**WHAT TO PRODUCE**
The data below must be copied in full and without any change.

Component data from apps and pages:
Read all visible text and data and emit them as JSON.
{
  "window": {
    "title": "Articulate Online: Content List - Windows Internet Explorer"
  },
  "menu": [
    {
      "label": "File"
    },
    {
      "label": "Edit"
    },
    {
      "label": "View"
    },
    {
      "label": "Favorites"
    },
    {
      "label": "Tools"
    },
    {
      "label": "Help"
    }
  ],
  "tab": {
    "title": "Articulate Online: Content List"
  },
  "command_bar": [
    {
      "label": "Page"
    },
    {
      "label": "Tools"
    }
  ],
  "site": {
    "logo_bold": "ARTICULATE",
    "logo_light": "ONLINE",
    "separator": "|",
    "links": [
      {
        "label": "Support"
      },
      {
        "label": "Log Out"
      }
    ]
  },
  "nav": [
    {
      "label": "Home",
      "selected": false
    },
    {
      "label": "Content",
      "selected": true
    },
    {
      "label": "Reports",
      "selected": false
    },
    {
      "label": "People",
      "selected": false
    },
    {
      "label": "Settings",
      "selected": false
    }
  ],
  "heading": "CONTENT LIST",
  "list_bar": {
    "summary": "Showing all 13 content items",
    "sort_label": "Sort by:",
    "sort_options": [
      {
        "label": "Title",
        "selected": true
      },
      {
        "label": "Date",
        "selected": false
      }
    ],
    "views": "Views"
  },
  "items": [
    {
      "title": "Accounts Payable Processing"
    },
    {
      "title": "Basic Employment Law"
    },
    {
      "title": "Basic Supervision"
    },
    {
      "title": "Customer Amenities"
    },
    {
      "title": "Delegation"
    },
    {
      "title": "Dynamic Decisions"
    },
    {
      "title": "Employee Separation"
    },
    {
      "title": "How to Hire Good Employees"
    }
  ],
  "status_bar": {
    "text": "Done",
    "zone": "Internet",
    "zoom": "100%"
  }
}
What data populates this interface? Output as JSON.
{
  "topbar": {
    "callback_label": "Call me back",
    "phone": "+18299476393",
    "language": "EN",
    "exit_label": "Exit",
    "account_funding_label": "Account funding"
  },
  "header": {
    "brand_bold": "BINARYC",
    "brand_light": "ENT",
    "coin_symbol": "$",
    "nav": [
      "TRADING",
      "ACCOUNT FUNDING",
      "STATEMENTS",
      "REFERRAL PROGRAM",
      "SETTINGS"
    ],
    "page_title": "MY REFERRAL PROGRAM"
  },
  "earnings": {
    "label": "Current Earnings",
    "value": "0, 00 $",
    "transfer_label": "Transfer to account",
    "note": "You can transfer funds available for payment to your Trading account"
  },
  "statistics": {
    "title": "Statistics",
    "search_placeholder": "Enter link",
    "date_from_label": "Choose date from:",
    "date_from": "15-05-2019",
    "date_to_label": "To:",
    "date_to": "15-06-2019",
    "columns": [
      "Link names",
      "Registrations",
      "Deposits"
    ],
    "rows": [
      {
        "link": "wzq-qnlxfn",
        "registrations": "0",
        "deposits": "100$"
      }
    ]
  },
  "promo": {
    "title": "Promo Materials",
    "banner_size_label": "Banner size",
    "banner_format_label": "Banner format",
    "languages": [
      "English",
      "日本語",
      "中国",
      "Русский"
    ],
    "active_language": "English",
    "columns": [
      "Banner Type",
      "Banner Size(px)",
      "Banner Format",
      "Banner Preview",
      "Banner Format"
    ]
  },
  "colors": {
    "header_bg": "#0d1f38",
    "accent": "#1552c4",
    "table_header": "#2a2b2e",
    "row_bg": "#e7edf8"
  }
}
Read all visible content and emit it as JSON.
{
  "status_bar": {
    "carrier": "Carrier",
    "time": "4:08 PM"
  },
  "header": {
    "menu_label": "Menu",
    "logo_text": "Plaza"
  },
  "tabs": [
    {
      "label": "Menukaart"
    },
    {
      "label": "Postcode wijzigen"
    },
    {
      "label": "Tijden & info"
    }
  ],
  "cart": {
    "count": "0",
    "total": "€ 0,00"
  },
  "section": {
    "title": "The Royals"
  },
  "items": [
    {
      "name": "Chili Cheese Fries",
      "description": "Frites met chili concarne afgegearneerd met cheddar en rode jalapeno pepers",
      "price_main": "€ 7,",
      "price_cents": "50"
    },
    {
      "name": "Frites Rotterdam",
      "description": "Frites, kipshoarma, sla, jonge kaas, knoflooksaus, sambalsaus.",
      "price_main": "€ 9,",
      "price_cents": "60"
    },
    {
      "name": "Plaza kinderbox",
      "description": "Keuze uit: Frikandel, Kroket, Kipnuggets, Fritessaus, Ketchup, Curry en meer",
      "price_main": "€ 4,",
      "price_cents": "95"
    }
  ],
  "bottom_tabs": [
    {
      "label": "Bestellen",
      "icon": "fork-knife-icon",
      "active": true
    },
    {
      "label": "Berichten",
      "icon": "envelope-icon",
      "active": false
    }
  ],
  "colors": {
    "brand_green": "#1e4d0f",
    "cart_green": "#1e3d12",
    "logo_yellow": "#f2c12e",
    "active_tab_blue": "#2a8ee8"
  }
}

**FINISHED TASK**
Read all visible text and data and emit them as JSON.
{
  "window": {
    "title": "Articulate Online: Content List - Windows Internet Explorer"
  },
  "menu": [
    {
      "label": "File"
    },
    {
      "label": "Edit"
    },
    {
      "label": "View"
    },
    {
      "label": "Favorites"
    },
    {
      "label": "Tools"
    },
    {
      "label": "Help"
    }
  ],
  "tab": {
    "title": "Articulate Online: Content List"
  },
  "command_bar": [
    {
      "label": "Page"
    },
    {
      "label": "Tools"
    }
  ],
  "site": {
    "logo_bold": "ARTICULATE",
    "logo_light": "ONLINE",
    "separator": "|",
    "links": [
      {
        "label": "Support"
      },
      {
        "label": "Log Out"
      }
    ]
  },
  "nav": [
    {
      "label": "Home",
      "selected": false
    },
    {
      "label": "Content",
      "selected": true
    },
    {
      "label": "Reports",
      "selected": false
    },
    {
      "label": "People",
      "selected": false
    },
    {
      "label": "Settings",
      "selected": false
    }
  ],
  "heading": "CONTENT LIST",
  "list_bar": {
    "summary": "Showing all 13 content items",
    "sort_label": "Sort by:",
    "sort_options": [
      {
        "label": "Title",
        "selected": true
      },
      {
        "label": "Date",
        "selected": false
      }
    ],
    "views": "Views"
  },
  "items": [
    {
      "title": "Accounts Payable Processing"
    },
    {
      "title": "Basic Employment Law"
    },
    {
      "title": "Basic Supervision"
    },
    {
      "title": "Customer Amenities"
    },
    {
      "title": "Delegation"
    },
    {
      "title": "Dynamic Decisions"
    },
    {
      "title": "Employee Separation"
    },
    {
      "title": "How to Hire Good Employees"
    }
  ],
  "status_bar": {
    "text": "Done",
    "zone": "Internet",
    "zoom": "100%"
  }
}
What data populates this interface? Output as JSON.
{
  "topbar": {
    "callback_label": "Call me back",
    "phone": "+18299476393",
    "language": "EN",
    "exit_label": "Exit",
    "account_funding_label": "Account funding"
  },
  "header": {
    "brand_bold": "BINARYC",
    "brand_light": "ENT",
    "coin_symbol": "$",
    "nav": [
      "TRADING",
      "ACCOUNT FUNDING",
      "STATEMENTS",
      "REFERRAL PROGRAM",
      "SETTINGS"
    ],
    "page_title": "MY REFERRAL PROGRAM"
  },
  "earnings": {
    "label": "Current Earnings",
    "value": "0, 00 $",
    "transfer_label": "Transfer to account",
    "note": "You can transfer funds available for payment to your Trading account"
  },
  "statistics": {
    "title": "Statistics",
    "search_placeholder": "Enter link",
    "date_from_label": "Choose date from:",
    "date_from": "15-05-2019",
    "date_to_label": "To:",
    "date_to": "15-06-2019",
    "columns": [
      "Link names",
      "Registrations",
      "Deposits"
    ],
    "rows": [
      {
        "link": "wzq-qnlxfn",
        "registrations": "0",
        "deposits": "100$"
      }
    ]
  },
  "promo": {
    "title": "Promo Materials",
    "banner_size_label": "Banner size",
    "banner_format_label": "Banner format",
    "languages": [
      "English",
      "日本語",
      "中国",
      "Русский"
    ],
    "active_language": "English",
    "columns": [
      "Banner Type",
      "Banner Size(px)",
      "Banner Format",
      "Banner Preview",
      "Banner Format"
    ]
  },
  "colors": {
    "header_bg": "#0d1f38",
    "accent": "#1552c4",
    "table_header": "#2a2b2e",
    "row_bg": "#e7edf8"
  }
}
Read all visible content and emit it as JSON.
{
  "status_bar": {
    "carrier": "Carrier",
    "time": "4:08 PM"
  },
  "header": {
    "menu_label": "Menu",
    "logo_text": "Plaza"
  },
  "tabs": [
    {
      "label": "Menukaart"
    },
    {
      "label": "Postcode wijzigen"
    },
    {
      "label": "Tijden & info"
    }
  ],
  "cart": {
    "count": "0",
    "total": "€ 0,00"
  },
  "section": {
    "title": "The Royals"
  },
  "items": [
    {
      "name": "Chili Cheese Fries",
      "description": "Frites met chili concarne afgegearneerd met cheddar en rode jalapeno pepers",
      "price_main": "€ 7,",
      "price_cents": "50"
    },
    {
      "name": "Frites Rotterdam",
      "description": "Frites, kipshoarma, sla, jonge kaas, knoflooksaus, sambalsaus.",
      "price_main": "€ 9,",
      "price_cents": "60"
    },
    {
      "name": "Plaza kinderbox",
      "description": "Keuze uit: Frikandel, Kroket, Kipnuggets, Fritessaus, Ketchup, Curry en meer",
      "price_main": "€ 4,",
      "price_cents": "95"
    }
  ],
  "bottom_tabs": [
    {
      "label": "Bestellen",
      "icon": "fork-knife-icon",
      "active": true
    },
    {
      "label": "Berichten",
      "icon": "envelope-icon",
      "active": false
    }
  ],
  "colors": {
    "brand_green": "#1e4d0f",
    "cart_green": "#1e3d12",
    "logo_yellow": "#f2c12e",
    "active_tab_blue": "#2a8ee8"
  }
}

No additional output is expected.